▶ _Task description_
Where a line of the listing below includes the word "CNBC", reproduce that line.

------ Data for this task ------

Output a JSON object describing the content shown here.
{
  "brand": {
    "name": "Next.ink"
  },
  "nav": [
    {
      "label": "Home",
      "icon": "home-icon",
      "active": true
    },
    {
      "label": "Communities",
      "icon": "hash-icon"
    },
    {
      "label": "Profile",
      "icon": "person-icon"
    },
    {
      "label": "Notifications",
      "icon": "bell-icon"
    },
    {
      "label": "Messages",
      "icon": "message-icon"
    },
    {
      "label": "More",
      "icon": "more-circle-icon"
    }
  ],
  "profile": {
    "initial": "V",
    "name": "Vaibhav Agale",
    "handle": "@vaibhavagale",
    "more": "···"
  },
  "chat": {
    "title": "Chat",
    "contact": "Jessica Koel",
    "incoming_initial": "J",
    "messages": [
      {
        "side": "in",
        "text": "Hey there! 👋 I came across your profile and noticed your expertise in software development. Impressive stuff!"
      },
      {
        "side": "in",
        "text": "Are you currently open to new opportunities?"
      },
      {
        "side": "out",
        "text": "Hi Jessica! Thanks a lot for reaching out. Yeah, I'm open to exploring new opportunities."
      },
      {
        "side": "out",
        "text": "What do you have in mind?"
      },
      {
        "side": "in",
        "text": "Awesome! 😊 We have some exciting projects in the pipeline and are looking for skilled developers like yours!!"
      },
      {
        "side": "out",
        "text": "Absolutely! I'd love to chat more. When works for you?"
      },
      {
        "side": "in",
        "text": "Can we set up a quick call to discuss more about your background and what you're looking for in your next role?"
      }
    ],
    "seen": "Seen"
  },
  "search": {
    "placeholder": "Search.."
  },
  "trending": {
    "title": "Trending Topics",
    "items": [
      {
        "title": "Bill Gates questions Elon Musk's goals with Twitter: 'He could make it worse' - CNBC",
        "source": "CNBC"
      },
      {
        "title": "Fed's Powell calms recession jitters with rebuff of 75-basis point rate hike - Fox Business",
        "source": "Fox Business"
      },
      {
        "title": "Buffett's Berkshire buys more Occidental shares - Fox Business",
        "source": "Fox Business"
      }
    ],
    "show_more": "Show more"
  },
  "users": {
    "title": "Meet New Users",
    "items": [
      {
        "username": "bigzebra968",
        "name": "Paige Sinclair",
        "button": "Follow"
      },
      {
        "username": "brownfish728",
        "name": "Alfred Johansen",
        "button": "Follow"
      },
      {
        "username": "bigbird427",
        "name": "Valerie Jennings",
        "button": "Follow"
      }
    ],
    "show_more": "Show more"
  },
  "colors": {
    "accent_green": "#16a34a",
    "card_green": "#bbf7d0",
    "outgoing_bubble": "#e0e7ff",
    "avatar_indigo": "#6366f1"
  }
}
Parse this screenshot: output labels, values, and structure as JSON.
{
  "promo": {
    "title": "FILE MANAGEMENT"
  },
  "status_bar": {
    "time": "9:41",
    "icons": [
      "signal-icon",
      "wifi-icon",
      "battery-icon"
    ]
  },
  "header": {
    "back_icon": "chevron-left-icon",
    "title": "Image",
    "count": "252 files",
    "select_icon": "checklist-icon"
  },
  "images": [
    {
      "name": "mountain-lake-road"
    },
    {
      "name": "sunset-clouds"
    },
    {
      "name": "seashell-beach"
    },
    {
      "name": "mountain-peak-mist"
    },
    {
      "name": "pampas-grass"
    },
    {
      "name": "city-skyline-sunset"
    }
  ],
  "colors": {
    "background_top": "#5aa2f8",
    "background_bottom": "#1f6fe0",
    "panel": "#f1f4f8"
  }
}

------
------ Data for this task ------

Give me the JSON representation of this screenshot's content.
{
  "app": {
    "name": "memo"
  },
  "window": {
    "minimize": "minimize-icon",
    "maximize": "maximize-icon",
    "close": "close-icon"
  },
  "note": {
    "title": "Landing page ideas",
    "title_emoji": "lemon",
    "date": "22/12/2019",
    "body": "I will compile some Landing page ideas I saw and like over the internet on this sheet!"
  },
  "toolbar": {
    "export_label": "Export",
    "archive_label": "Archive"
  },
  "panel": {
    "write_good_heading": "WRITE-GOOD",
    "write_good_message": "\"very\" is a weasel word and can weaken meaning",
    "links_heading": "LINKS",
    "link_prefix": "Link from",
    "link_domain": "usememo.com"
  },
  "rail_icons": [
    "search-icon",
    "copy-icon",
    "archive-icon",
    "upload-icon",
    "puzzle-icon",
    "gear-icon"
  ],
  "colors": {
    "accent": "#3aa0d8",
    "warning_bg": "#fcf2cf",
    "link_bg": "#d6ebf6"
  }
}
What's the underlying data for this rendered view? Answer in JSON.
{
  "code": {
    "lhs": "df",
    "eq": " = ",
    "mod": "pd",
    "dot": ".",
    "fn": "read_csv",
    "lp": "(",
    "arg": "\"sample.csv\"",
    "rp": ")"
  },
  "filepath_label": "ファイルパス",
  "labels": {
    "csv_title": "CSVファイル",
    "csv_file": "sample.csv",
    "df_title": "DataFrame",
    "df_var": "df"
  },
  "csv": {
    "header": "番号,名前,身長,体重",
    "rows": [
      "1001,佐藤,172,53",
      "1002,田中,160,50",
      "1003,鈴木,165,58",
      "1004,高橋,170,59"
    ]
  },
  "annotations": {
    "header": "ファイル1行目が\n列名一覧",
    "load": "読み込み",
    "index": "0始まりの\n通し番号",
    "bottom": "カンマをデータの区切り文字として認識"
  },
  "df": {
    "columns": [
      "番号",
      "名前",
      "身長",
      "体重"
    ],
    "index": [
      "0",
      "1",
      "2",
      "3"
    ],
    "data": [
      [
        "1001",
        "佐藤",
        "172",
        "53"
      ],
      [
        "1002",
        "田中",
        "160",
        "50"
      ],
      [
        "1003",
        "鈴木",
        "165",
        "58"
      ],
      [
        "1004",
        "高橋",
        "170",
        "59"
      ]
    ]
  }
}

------
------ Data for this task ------

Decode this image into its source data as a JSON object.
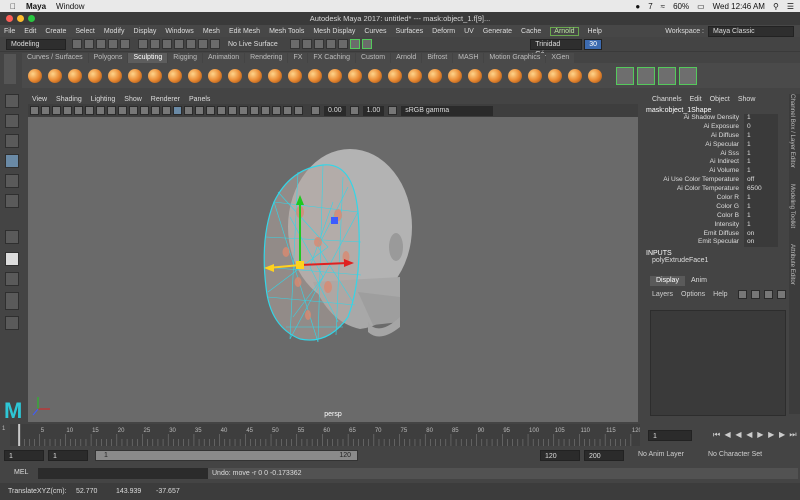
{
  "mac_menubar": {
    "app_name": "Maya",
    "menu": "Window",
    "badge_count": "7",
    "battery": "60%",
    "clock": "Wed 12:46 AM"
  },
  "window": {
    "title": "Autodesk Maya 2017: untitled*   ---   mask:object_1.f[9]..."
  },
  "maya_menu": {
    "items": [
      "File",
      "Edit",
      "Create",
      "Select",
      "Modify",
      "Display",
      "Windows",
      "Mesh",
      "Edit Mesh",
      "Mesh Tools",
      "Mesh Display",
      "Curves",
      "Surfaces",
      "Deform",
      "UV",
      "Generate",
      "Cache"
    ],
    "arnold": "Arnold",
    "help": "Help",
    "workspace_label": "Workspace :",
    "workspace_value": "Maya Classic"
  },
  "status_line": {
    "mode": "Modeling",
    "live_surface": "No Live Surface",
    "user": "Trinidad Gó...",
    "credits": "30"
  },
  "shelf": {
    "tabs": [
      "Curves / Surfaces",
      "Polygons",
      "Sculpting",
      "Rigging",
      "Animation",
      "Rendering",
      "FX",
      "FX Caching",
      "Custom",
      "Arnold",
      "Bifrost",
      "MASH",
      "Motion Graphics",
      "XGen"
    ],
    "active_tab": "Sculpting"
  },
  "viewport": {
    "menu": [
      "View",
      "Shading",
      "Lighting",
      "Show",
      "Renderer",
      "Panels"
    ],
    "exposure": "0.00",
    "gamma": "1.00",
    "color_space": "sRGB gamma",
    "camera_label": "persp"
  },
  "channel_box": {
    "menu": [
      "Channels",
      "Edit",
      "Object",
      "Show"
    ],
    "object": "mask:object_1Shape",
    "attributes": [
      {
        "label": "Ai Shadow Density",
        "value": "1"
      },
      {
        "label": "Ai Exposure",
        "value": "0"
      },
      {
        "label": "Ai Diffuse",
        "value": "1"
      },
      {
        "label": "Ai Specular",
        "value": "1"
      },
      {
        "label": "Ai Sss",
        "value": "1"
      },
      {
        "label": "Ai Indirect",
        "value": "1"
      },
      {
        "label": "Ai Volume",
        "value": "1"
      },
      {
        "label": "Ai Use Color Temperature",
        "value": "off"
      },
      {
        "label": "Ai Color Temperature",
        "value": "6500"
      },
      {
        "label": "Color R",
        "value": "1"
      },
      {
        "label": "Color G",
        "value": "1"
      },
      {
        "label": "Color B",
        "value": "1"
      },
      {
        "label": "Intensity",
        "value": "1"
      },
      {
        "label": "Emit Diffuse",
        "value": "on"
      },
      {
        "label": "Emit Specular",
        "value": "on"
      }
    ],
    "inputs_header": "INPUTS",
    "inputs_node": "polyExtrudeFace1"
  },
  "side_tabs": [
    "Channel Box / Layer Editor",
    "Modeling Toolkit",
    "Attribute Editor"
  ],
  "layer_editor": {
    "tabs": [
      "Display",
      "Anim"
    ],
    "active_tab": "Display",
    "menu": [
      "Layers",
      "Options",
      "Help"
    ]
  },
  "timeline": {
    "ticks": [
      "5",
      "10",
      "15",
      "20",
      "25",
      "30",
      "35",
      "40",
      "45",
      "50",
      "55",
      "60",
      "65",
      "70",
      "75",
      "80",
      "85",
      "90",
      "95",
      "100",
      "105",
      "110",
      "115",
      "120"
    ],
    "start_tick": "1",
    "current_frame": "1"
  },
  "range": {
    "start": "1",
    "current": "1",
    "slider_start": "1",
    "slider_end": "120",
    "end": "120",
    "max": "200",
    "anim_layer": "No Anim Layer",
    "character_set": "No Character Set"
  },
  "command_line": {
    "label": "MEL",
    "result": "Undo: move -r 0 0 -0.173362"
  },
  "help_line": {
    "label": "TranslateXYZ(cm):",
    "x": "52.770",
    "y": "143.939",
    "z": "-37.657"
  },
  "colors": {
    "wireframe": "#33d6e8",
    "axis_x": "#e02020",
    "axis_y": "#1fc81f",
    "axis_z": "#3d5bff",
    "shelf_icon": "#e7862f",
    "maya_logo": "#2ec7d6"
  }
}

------

▶ _Solution to the problem_
        "title": "Bill Gates questions Elon Musk's goals with Twitter: 'He could make it worse' - CNBC",
        "source": "CNBC"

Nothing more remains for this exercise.